Both the MFP demonstration and the ACE Kids Act help fulfill counties’ mission of providing a continuum of care to residents via Medicaid. The MFP program, which was first authorized in 2005, enhances federal support for one year for state Medicaid programs transitioning nursing home residents back into community-based settings. Since it was first enacted, MFP has enabled 43 states and the District of Columbia develop the infrastructure to help older adults and people with disabilities live in the settings of their choice, while achieving lower institutional admission rates and cost savings to the Medicaid program.
The ACE Kids Act would incentivize state Medicaid programs to create health homes for children with complex medical conditions. A Medicaid health home would offer a central point for children’s health care delivery, including a full range of primary care, behavioral health and outpatient services. These facilities would also share medical data across health providers in different states, which could reduce duplication of services and emergency room visits for children with medical complexities.
The additional flexibility provided under MFP and the ACE Kids Act would enable counties to fill coverage gaps for residents and provide wraparound services. Although Medicaid operates as a federal-state program, counties play a central role in financing and administering Medicaid services to residents. NACo supports Medicaid coverage of community-based long-term care, as well as the creation of state Medicaid options to cover children’s health conditions.
Having passed the House, the IMPROVE Act now moves to the U.S. Senate for consideration, where it has bipartisan support and is expected to receive a vote before the conclusion of the 115th Congress.

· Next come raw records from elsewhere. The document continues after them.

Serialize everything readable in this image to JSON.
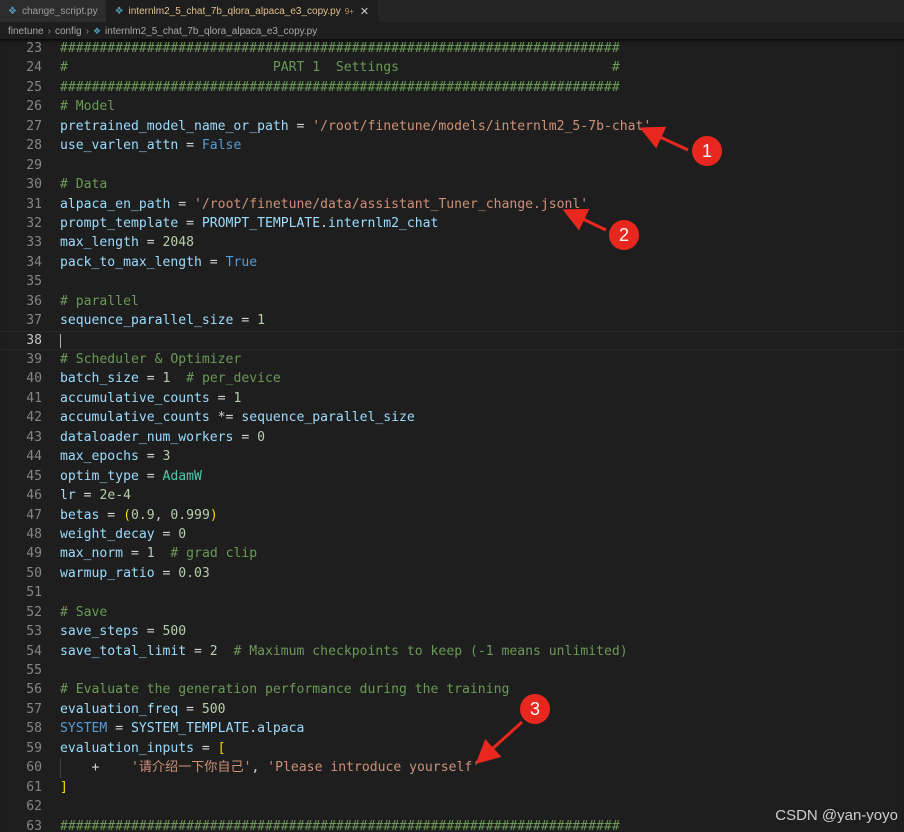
{
  "tabs": [
    {
      "label": "change_script.py",
      "active": false,
      "modified": ""
    },
    {
      "label": "internlm2_5_chat_7b_qlora_alpaca_e3_copy.py",
      "active": true,
      "modified": "9+"
    }
  ],
  "breadcrumb": [
    "finetune",
    "config",
    "internlm2_5_chat_7b_qlora_alpaca_e3_copy.py"
  ],
  "current_line": 38,
  "lines": [
    {
      "n": 23,
      "tokens": [
        [
          "c",
          "#######################################################################"
        ]
      ]
    },
    {
      "n": 24,
      "tokens": [
        [
          "c",
          "#                          PART 1  Settings                           #"
        ]
      ]
    },
    {
      "n": 25,
      "tokens": [
        [
          "c",
          "#######################################################################"
        ]
      ]
    },
    {
      "n": 26,
      "tokens": [
        [
          "c",
          "# Model"
        ]
      ]
    },
    {
      "n": 27,
      "tokens": [
        [
          "v",
          "pretrained_model_name_or_path"
        ],
        [
          "p",
          " = "
        ],
        [
          "s",
          "'/root/finetune/models/internlm2_5-7b-chat'"
        ]
      ]
    },
    {
      "n": 28,
      "tokens": [
        [
          "v",
          "use_varlen_attn"
        ],
        [
          "p",
          " = "
        ],
        [
          "k",
          "False"
        ]
      ]
    },
    {
      "n": 29,
      "tokens": []
    },
    {
      "n": 30,
      "tokens": [
        [
          "c",
          "# Data"
        ]
      ]
    },
    {
      "n": 31,
      "tokens": [
        [
          "v",
          "alpaca_en_path"
        ],
        [
          "p",
          " = "
        ],
        [
          "s",
          "'/root/finetune/data/assistant_Tuner_change.jsonl'"
        ]
      ]
    },
    {
      "n": 32,
      "tokens": [
        [
          "v",
          "prompt_template"
        ],
        [
          "p",
          " = "
        ],
        [
          "v",
          "PROMPT_TEMPLATE"
        ],
        [
          "p",
          "."
        ],
        [
          "v",
          "internlm2_chat"
        ]
      ]
    },
    {
      "n": 33,
      "tokens": [
        [
          "v",
          "max_length"
        ],
        [
          "p",
          " = "
        ],
        [
          "n",
          "2048"
        ]
      ]
    },
    {
      "n": 34,
      "tokens": [
        [
          "v",
          "pack_to_max_length"
        ],
        [
          "p",
          " = "
        ],
        [
          "k",
          "True"
        ]
      ]
    },
    {
      "n": 35,
      "tokens": []
    },
    {
      "n": 36,
      "tokens": [
        [
          "c",
          "# parallel"
        ]
      ]
    },
    {
      "n": 37,
      "tokens": [
        [
          "v",
          "sequence_parallel_size"
        ],
        [
          "p",
          " = "
        ],
        [
          "n",
          "1"
        ]
      ]
    },
    {
      "n": 38,
      "tokens": []
    },
    {
      "n": 39,
      "tokens": [
        [
          "c",
          "# Scheduler & Optimizer"
        ]
      ]
    },
    {
      "n": 40,
      "tokens": [
        [
          "v",
          "batch_size"
        ],
        [
          "p",
          " = "
        ],
        [
          "n",
          "1"
        ],
        [
          "p",
          "  "
        ],
        [
          "c",
          "# per_device"
        ]
      ]
    },
    {
      "n": 41,
      "tokens": [
        [
          "v",
          "accumulative_counts"
        ],
        [
          "p",
          " = "
        ],
        [
          "n",
          "1"
        ]
      ]
    },
    {
      "n": 42,
      "tokens": [
        [
          "v",
          "accumulative_counts"
        ],
        [
          "p",
          " *= "
        ],
        [
          "v",
          "sequence_parallel_size"
        ]
      ]
    },
    {
      "n": 43,
      "tokens": [
        [
          "v",
          "dataloader_num_workers"
        ],
        [
          "p",
          " = "
        ],
        [
          "n",
          "0"
        ]
      ]
    },
    {
      "n": 44,
      "tokens": [
        [
          "v",
          "max_epochs"
        ],
        [
          "p",
          " = "
        ],
        [
          "n",
          "3"
        ]
      ]
    },
    {
      "n": 45,
      "tokens": [
        [
          "v",
          "optim_type"
        ],
        [
          "p",
          " = "
        ],
        [
          "cls",
          "AdamW"
        ]
      ]
    },
    {
      "n": 46,
      "tokens": [
        [
          "v",
          "lr"
        ],
        [
          "p",
          " = "
        ],
        [
          "n",
          "2e-4"
        ]
      ]
    },
    {
      "n": 47,
      "tokens": [
        [
          "v",
          "betas"
        ],
        [
          "p",
          " = "
        ],
        [
          "y",
          "("
        ],
        [
          "n",
          "0.9"
        ],
        [
          "p",
          ", "
        ],
        [
          "n",
          "0.999"
        ],
        [
          "y",
          ")"
        ]
      ]
    },
    {
      "n": 48,
      "tokens": [
        [
          "v",
          "weight_decay"
        ],
        [
          "p",
          " = "
        ],
        [
          "n",
          "0"
        ]
      ]
    },
    {
      "n": 49,
      "tokens": [
        [
          "v",
          "max_norm"
        ],
        [
          "p",
          " = "
        ],
        [
          "n",
          "1"
        ],
        [
          "p",
          "  "
        ],
        [
          "c",
          "# grad clip"
        ]
      ]
    },
    {
      "n": 50,
      "tokens": [
        [
          "v",
          "warmup_ratio"
        ],
        [
          "p",
          " = "
        ],
        [
          "n",
          "0.03"
        ]
      ]
    },
    {
      "n": 51,
      "tokens": []
    },
    {
      "n": 52,
      "tokens": [
        [
          "c",
          "# Save"
        ]
      ]
    },
    {
      "n": 53,
      "tokens": [
        [
          "v",
          "save_steps"
        ],
        [
          "p",
          " = "
        ],
        [
          "n",
          "500"
        ]
      ]
    },
    {
      "n": 54,
      "tokens": [
        [
          "v",
          "save_total_limit"
        ],
        [
          "p",
          " = "
        ],
        [
          "n",
          "2"
        ],
        [
          "p",
          "  "
        ],
        [
          "c",
          "# Maximum checkpoints to keep (-1 means unlimited)"
        ]
      ]
    },
    {
      "n": 55,
      "tokens": []
    },
    {
      "n": 56,
      "tokens": [
        [
          "c",
          "# Evaluate the generation performance during the training"
        ]
      ]
    },
    {
      "n": 57,
      "tokens": [
        [
          "v",
          "evaluation_freq"
        ],
        [
          "p",
          " = "
        ],
        [
          "n",
          "500"
        ]
      ]
    },
    {
      "n": 58,
      "tokens": [
        [
          "k",
          "SYSTEM"
        ],
        [
          "p",
          " = "
        ],
        [
          "v",
          "SYSTEM_TEMPLATE"
        ],
        [
          "p",
          "."
        ],
        [
          "v",
          "alpaca"
        ]
      ]
    },
    {
      "n": 59,
      "tokens": [
        [
          "v",
          "evaluation_inputs"
        ],
        [
          "p",
          " = "
        ],
        [
          "y",
          "["
        ]
      ]
    },
    {
      "n": 60,
      "tokens": [
        [
          "p",
          "    +    "
        ],
        [
          "s",
          "'"
        ],
        [
          "cjk",
          "请介绍一下你自己"
        ],
        [
          "s",
          "'"
        ],
        [
          "p",
          ", "
        ],
        [
          "s",
          "'Please introduce yourself'"
        ]
      ]
    },
    {
      "n": 61,
      "tokens": [
        [
          "y",
          "]"
        ]
      ]
    },
    {
      "n": 62,
      "tokens": []
    },
    {
      "n": 63,
      "tokens": [
        [
          "c",
          "#######################################################################"
        ]
      ]
    }
  ],
  "annotations": [
    {
      "label": "1"
    },
    {
      "label": "2"
    },
    {
      "label": "3"
    }
  ],
  "colors": {
    "marker_fill": "#e8281e",
    "arrow": "#e8281e"
  },
  "watermark": "CSDN @yan-yoyo"
}
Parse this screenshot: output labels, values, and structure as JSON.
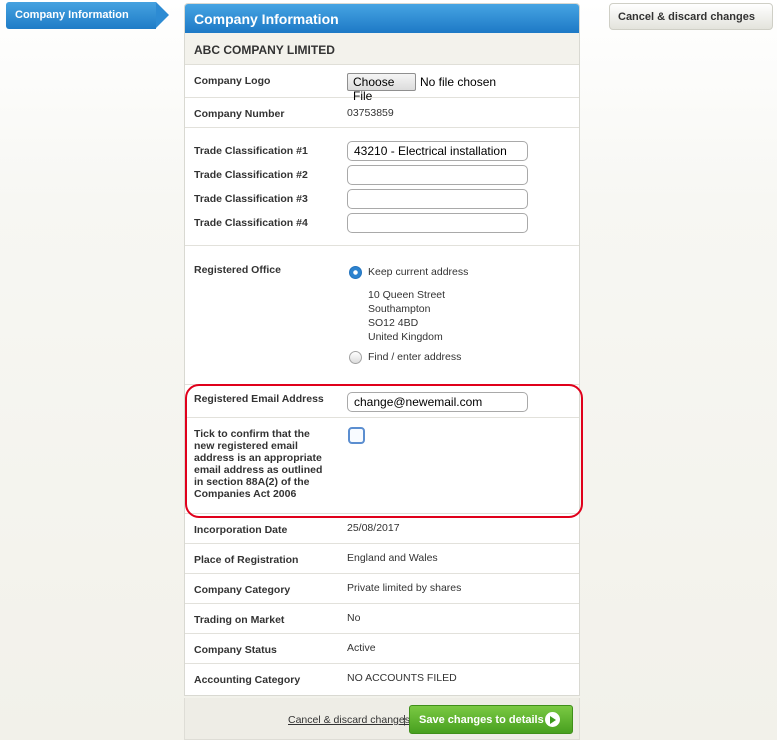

Given the importance of these Medicaid provisions to counties, NACo has closely monitored the progress of this legislation. In November 2018, NACo, along with the Partnership for Medicaid, wrote letters urging House and Senate lawmakers to extend funding for the MFP demonstration. NACo will continue to engage with legislators on Medicaid proposals in the 116th Congress.
For more information on the relationship between the Medicaid program and counties, please see NACo’s recent report, Medicaid and Counties: Understanding the Program and Why It Matters to Counties, which outlines the role Medicaid plays in our nation’s health system, how counties contribute to the federal-state-local partnership and key messages for advocacy.
NACo also recently analyzed Medicaid ballot initiatives in the 2018 midterms, recent administrative changes to the Medicaid IMD exclusion and provisions included in the comprehensive opioid response package signed into law in October.